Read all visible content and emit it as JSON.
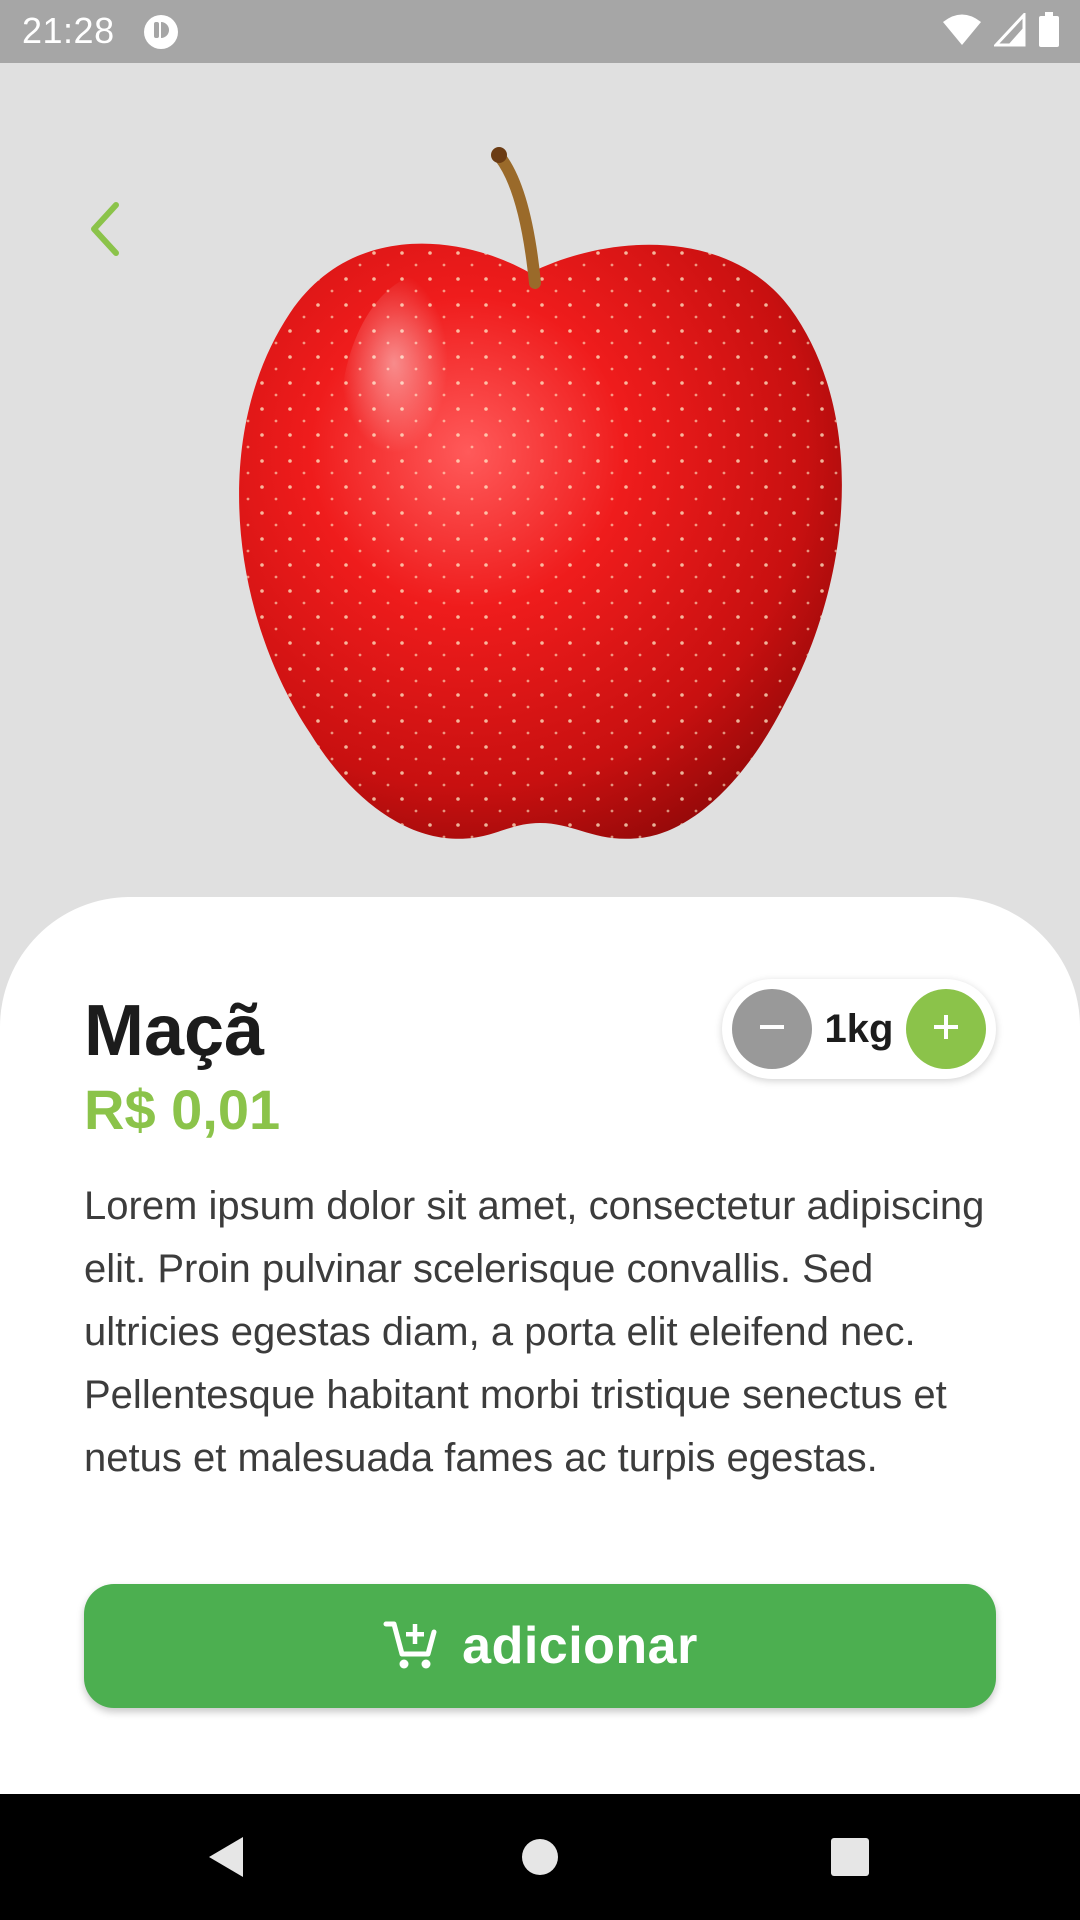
{
  "status_bar": {
    "time": "21:28",
    "icons": [
      "app-notification-icon",
      "wifi-icon",
      "signal-icon",
      "battery-icon"
    ]
  },
  "header": {
    "back_icon": "chevron-left-icon"
  },
  "product": {
    "image": "red-apple",
    "name": "Maçã",
    "price": "R$ 0,01",
    "description": "Lorem ipsum dolor sit amet, consectetur adipiscing elit. Proin pulvinar scelerisque convallis. Sed ultricies egestas diam, a porta elit eleifend nec. Pellentesque habitant morbi tristique senectus et netus et malesuada fames ac turpis egestas."
  },
  "quantity": {
    "value": "1kg",
    "decrement_icon": "minus-icon",
    "increment_icon": "plus-icon"
  },
  "add_button": {
    "label": "adicionar",
    "icon": "add-to-cart-icon"
  },
  "navigation": {
    "buttons": [
      "back-nav-icon",
      "home-nav-icon",
      "recents-nav-icon"
    ]
  },
  "colors": {
    "accent_green": "#8bc34a",
    "button_green": "#4caf50",
    "status_bar": "#a6a6a6",
    "hero_background": "#e0e0e0",
    "minus_button": "#999999"
  }
}
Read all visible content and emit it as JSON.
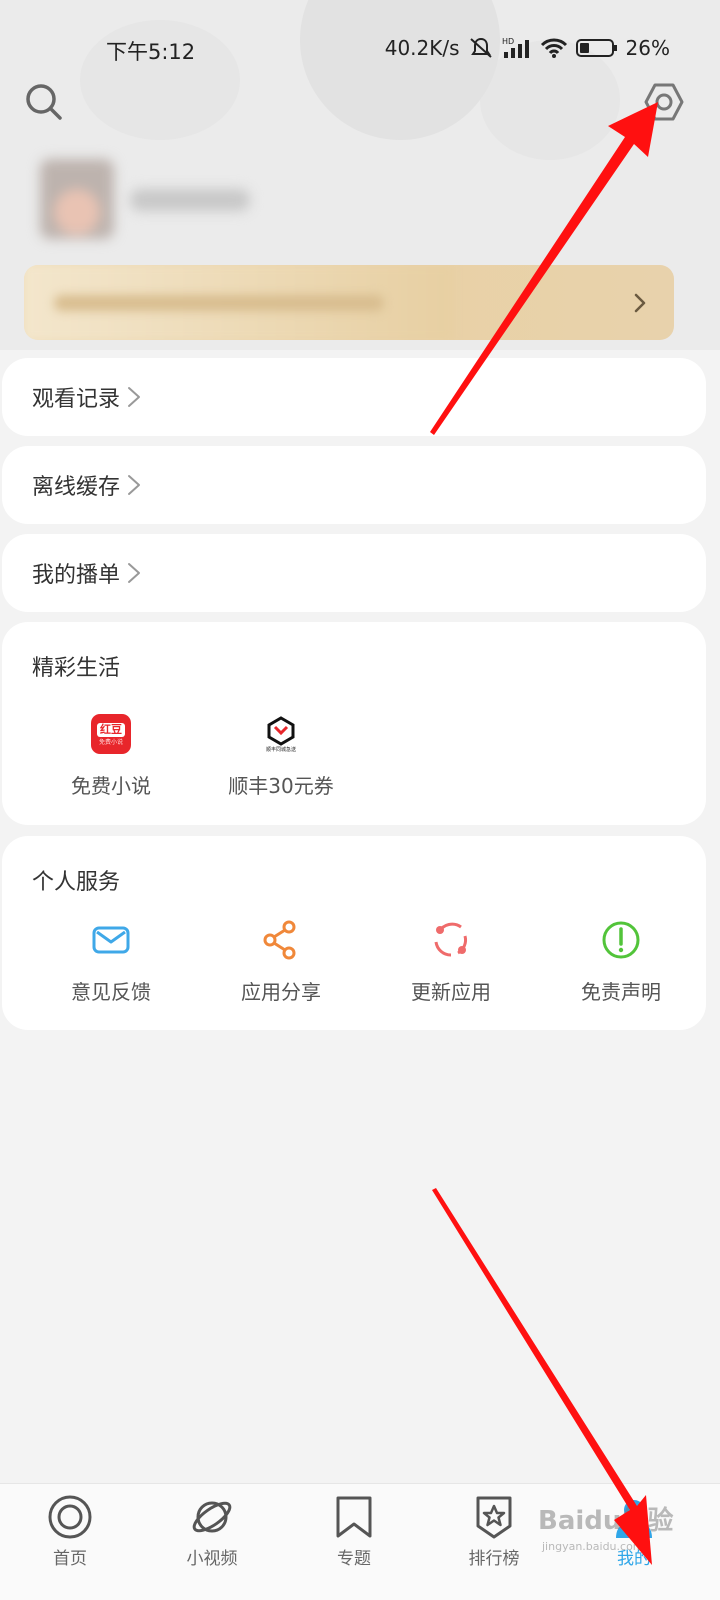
{
  "status_bar": {
    "time": "下午5:12",
    "network_speed": "40.2K/s",
    "battery": "26%"
  },
  "header": {
    "search_icon": "search-icon",
    "settings_icon": "settings-icon"
  },
  "rows": [
    {
      "label": "观看记录"
    },
    {
      "label": "离线缓存"
    },
    {
      "label": "我的播单"
    }
  ],
  "life_section": {
    "title": "精彩生活",
    "items": [
      {
        "label": "免费小说",
        "icon_text": "红豆",
        "icon_subtext": "免费小说"
      },
      {
        "label": "顺丰30元券",
        "icon_caption": "顺丰同城急送"
      }
    ]
  },
  "service_section": {
    "title": "个人服务",
    "items": [
      {
        "label": "意见反馈",
        "icon": "mail-icon",
        "color": "#3fa8e8"
      },
      {
        "label": "应用分享",
        "icon": "share-icon",
        "color": "#f0883a"
      },
      {
        "label": "更新应用",
        "icon": "refresh-icon",
        "color": "#ef6b6b"
      },
      {
        "label": "免责声明",
        "icon": "exclamation-icon",
        "color": "#52c43a"
      }
    ]
  },
  "tab_bar": {
    "active_color": "#2fa6e8",
    "tabs": [
      {
        "label": "首页",
        "icon": "home-icon"
      },
      {
        "label": "小视频",
        "icon": "planet-icon"
      },
      {
        "label": "专题",
        "icon": "bookmark-icon"
      },
      {
        "label": "排行榜",
        "icon": "star-badge-icon"
      },
      {
        "label": "我的",
        "icon": "profile-icon",
        "active": true
      }
    ]
  },
  "watermark": {
    "text": "Baidu经验",
    "sub": "jingyan.baidu.com"
  }
}
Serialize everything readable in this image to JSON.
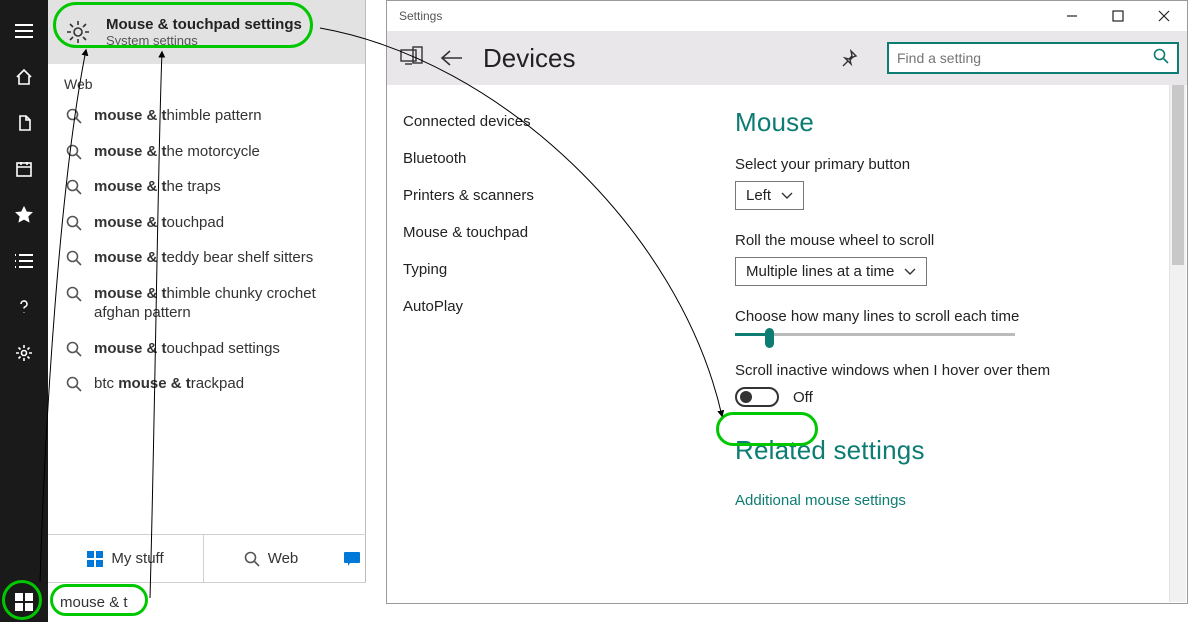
{
  "start_sidebar": {
    "items": [
      "menu",
      "home",
      "recent",
      "calendar",
      "favorites",
      "list",
      "help",
      "settings"
    ]
  },
  "best_match": {
    "title": "Mouse & touchpad settings",
    "subtitle": "System settings"
  },
  "web_header": "Web",
  "web_suggestions": [
    {
      "pre": "mouse & t",
      "post": "himble pattern"
    },
    {
      "pre": "mouse & t",
      "post": "he motorcycle"
    },
    {
      "pre": "mouse & t",
      "post": "he traps"
    },
    {
      "pre": "mouse & t",
      "post": "ouchpad"
    },
    {
      "pre": "mouse & t",
      "post": "eddy bear shelf sitters"
    },
    {
      "pre": "mouse & t",
      "post": "himble chunky crochet afghan pattern"
    },
    {
      "pre": "mouse & t",
      "post": "ouchpad settings"
    },
    {
      "plain_pre": "btc ",
      "pre": "mouse & t",
      "post": "rackpad"
    }
  ],
  "start_tabs": {
    "mystuff": "My stuff",
    "web": "Web"
  },
  "search_query": "mouse & t",
  "settings": {
    "window_title": "Settings",
    "page_title": "Devices",
    "search_placeholder": "Find a setting",
    "nav": [
      "Connected devices",
      "Bluetooth",
      "Printers & scanners",
      "Mouse & touchpad",
      "Typing",
      "AutoPlay"
    ],
    "content": {
      "heading": "Mouse",
      "primary_label": "Select your primary button",
      "primary_value": "Left",
      "wheel_label": "Roll the mouse wheel to scroll",
      "wheel_value": "Multiple lines at a time",
      "lines_label": "Choose how many lines to scroll each time",
      "lines_value_pct": 12,
      "inactive_label": "Scroll inactive windows when I hover over them",
      "inactive_value": "Off",
      "related_heading": "Related settings",
      "related_link": "Additional mouse settings"
    }
  }
}
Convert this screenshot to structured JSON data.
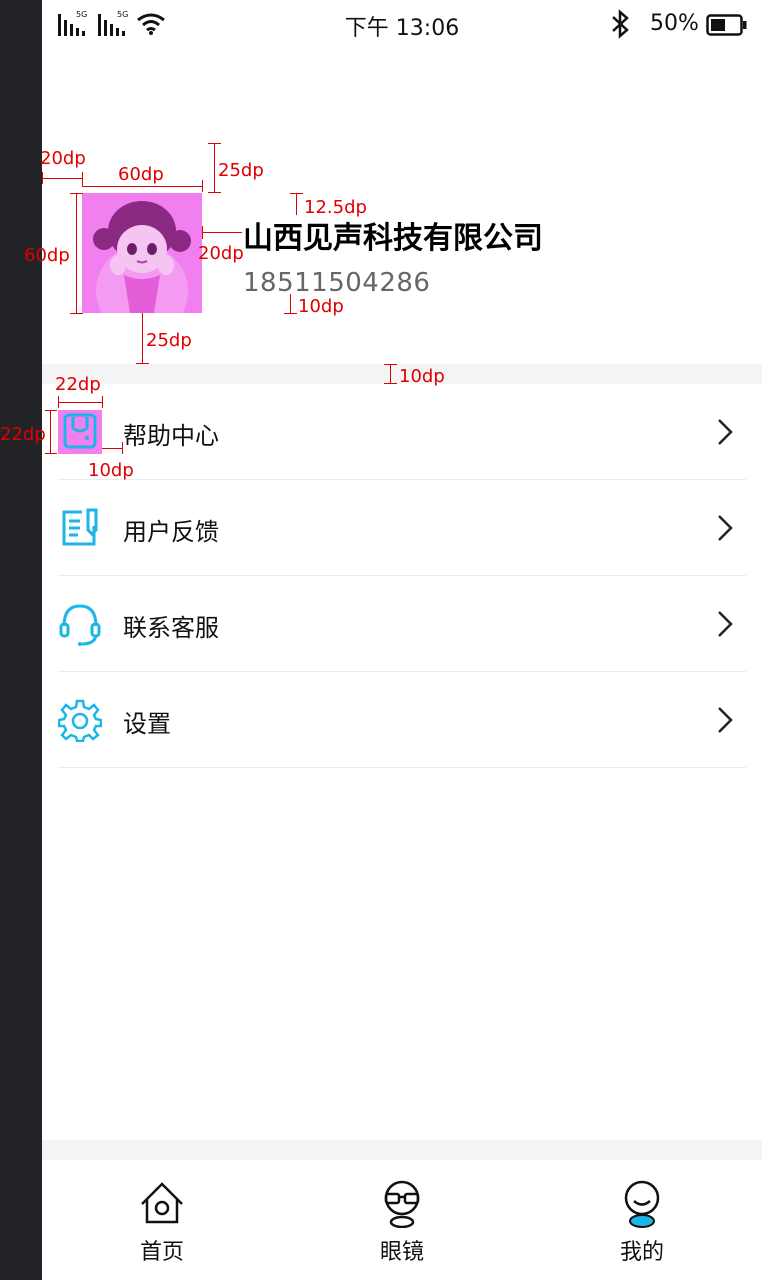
{
  "status_bar": {
    "network_1": "5G",
    "network_2": "5G",
    "time": "下午 13:06",
    "battery": "50%"
  },
  "profile": {
    "company": "山西见声科技有限公司",
    "phone": "18511504286"
  },
  "annotations": {
    "left_margin": "20dp",
    "avatar_width": "60dp",
    "top_space": "25dp",
    "name_top": "12.5dp",
    "avatar_height": "60dp",
    "avatar_text_gap": "20dp",
    "phone_gap": "10dp",
    "bottom_space": "25dp",
    "band_height": "10dp",
    "icon_width": "22dp",
    "icon_height": "22dp",
    "icon_text_gap": "10dp"
  },
  "menu": [
    {
      "label": "帮助中心",
      "icon": "bag-icon"
    },
    {
      "label": "用户反馈",
      "icon": "feedback-icon"
    },
    {
      "label": "联系客服",
      "icon": "headset-icon"
    },
    {
      "label": "设置",
      "icon": "gear-icon"
    }
  ],
  "tabs": [
    {
      "label": "首页",
      "icon": "home-icon"
    },
    {
      "label": "眼镜",
      "icon": "glasses-icon"
    },
    {
      "label": "我的",
      "icon": "profile-icon"
    }
  ],
  "colors": {
    "accent": "#1ab6e6",
    "annotation": "#e00000",
    "avatar_tint": "#f27ff0",
    "icon_highlight": "#f27ff0"
  }
}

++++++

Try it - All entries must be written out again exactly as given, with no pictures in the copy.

Answer space -
Read all visible content and emit it as JSON.
{
  "status_bar": {
    "time": "21:28",
    "icons": [
      "app-notification-icon",
      "wifi-icon",
      "signal-icon",
      "battery-icon"
    ]
  },
  "header": {
    "back_icon": "chevron-left-icon"
  },
  "product": {
    "image": "red-apple",
    "name": "Maçã",
    "price": "R$ 0,01",
    "description": "Lorem ipsum dolor sit amet, consectetur adipiscing elit. Proin pulvinar scelerisque convallis. Sed ultricies egestas diam, a porta elit eleifend nec. Pellentesque habitant morbi tristique senectus et netus et malesuada fames ac turpis egestas."
  },
  "quantity": {
    "value": "1kg",
    "decrement_icon": "minus-icon",
    "increment_icon": "plus-icon"
  },
  "add_button": {
    "label": "adicionar",
    "icon": "add-to-cart-icon"
  },
  "navigation": {
    "buttons": [
      "back-nav-icon",
      "home-nav-icon",
      "recents-nav-icon"
    ]
  },
  "colors": {
    "accent_green": "#8bc34a",
    "button_green": "#4caf50",
    "status_bar": "#a6a6a6",
    "hero_background": "#e0e0e0",
    "minus_button": "#999999"
  }
}
Read all visible content and emit it as JSON.
{
  "status_bar": {
    "time": "下午5:12",
    "network_speed": "40.2K/s",
    "battery": "26%"
  },
  "header": {
    "search_icon": "search-icon",
    "settings_icon": "settings-icon"
  },
  "rows": [
    {
      "label": "观看记录"
    },
    {
      "label": "离线缓存"
    },
    {
      "label": "我的播单"
    }
  ],
  "life_section": {
    "title": "精彩生活",
    "items": [
      {
        "label": "免费小说",
        "icon_text": "红豆",
        "icon_subtext": "免费小说"
      },
      {
        "label": "顺丰30元券",
        "icon_caption": "顺丰同城急送"
      }
    ]
  },
  "service_section": {
    "title": "个人服务",
    "items": [
      {
        "label": "意见反馈",
        "icon": "mail-icon",
        "color": "#3fa8e8"
      },
      {
        "label": "应用分享",
        "icon": "share-icon",
        "color": "#f0883a"
      },
      {
        "label": "更新应用",
        "icon": "refresh-icon",
        "color": "#ef6b6b"
      },
      {
        "label": "免责声明",
        "icon": "exclamation-icon",
        "color": "#52c43a"
      }
    ]
  },
  "tab_bar": {
    "active_color": "#2fa6e8",
    "tabs": [
      {
        "label": "首页",
        "icon": "home-icon"
      },
      {
        "label": "小视频",
        "icon": "planet-icon"
      },
      {
        "label": "专题",
        "icon": "bookmark-icon"
      },
      {
        "label": "排行榜",
        "icon": "star-badge-icon"
      },
      {
        "label": "我的",
        "icon": "profile-icon",
        "active": true
      }
    ]
  },
  "watermark": {
    "text": "Baidu经验",
    "sub": "jingyan.baidu.com"
  }
}
Serialize everything readable in this image to JSON.
{
  "start_sidebar": {
    "items": [
      "menu",
      "home",
      "recent",
      "calendar",
      "favorites",
      "list",
      "help",
      "settings"
    ]
  },
  "best_match": {
    "title": "Mouse & touchpad settings",
    "subtitle": "System settings"
  },
  "web_header": "Web",
  "web_suggestions": [
    {
      "pre": "mouse & t",
      "post": "himble pattern"
    },
    {
      "pre": "mouse & t",
      "post": "he motorcycle"
    },
    {
      "pre": "mouse & t",
      "post": "he traps"
    },
    {
      "pre": "mouse & t",
      "post": "ouchpad"
    },
    {
      "pre": "mouse & t",
      "post": "eddy bear shelf sitters"
    },
    {
      "pre": "mouse & t",
      "post": "himble chunky crochet afghan pattern"
    },
    {
      "pre": "mouse & t",
      "post": "ouchpad settings"
    },
    {
      "plain_pre": "btc ",
      "pre": "mouse & t",
      "post": "rackpad"
    }
  ],
  "start_tabs": {
    "mystuff": "My stuff",
    "web": "Web"
  },
  "search_query": "mouse & t",
  "settings": {
    "window_title": "Settings",
    "page_title": "Devices",
    "search_placeholder": "Find a setting",
    "nav": [
      "Connected devices",
      "Bluetooth",
      "Printers & scanners",
      "Mouse & touchpad",
      "Typing",
      "AutoPlay"
    ],
    "content": {
      "heading": "Mouse",
      "primary_label": "Select your primary button",
      "primary_value": "Left",
      "wheel_label": "Roll the mouse wheel to scroll",
      "wheel_value": "Multiple lines at a time",
      "lines_label": "Choose how many lines to scroll each time",
      "lines_value_pct": 12,
      "inactive_label": "Scroll inactive windows when I hover over them",
      "inactive_value": "Off",
      "related_heading": "Related settings",
      "related_link": "Additional mouse settings"
    }
  }
}
Convert this screenshot to structured JSON data.
{
  "status_bar": {
    "network_1": "5G",
    "network_2": "5G",
    "time": "下午 13:06",
    "battery": "50%"
  },
  "profile": {
    "company": "山西见声科技有限公司",
    "phone": "18511504286"
  },
  "annotations": {
    "left_margin": "20dp",
    "avatar_width": "60dp",
    "top_space": "25dp",
    "name_top": "12.5dp",
    "avatar_height": "60dp",
    "avatar_text_gap": "20dp",
    "phone_gap": "10dp",
    "bottom_space": "25dp",
    "band_height": "10dp",
    "icon_width": "22dp",
    "icon_height": "22dp",
    "icon_text_gap": "10dp"
  },
  "menu": [
    {
      "label": "帮助中心",
      "icon": "bag-icon"
    },
    {
      "label": "用户反馈",
      "icon": "feedback-icon"
    },
    {
      "label": "联系客服",
      "icon": "headset-icon"
    },
    {
      "label": "设置",
      "icon": "gear-icon"
    }
  ],
  "tabs": [
    {
      "label": "首页",
      "icon": "home-icon"
    },
    {
      "label": "眼镜",
      "icon": "glasses-icon"
    },
    {
      "label": "我的",
      "icon": "profile-icon"
    }
  ],
  "colors": {
    "accent": "#1ab6e6",
    "annotation": "#e00000",
    "avatar_tint": "#f27ff0",
    "icon_highlight": "#f27ff0"
  }
}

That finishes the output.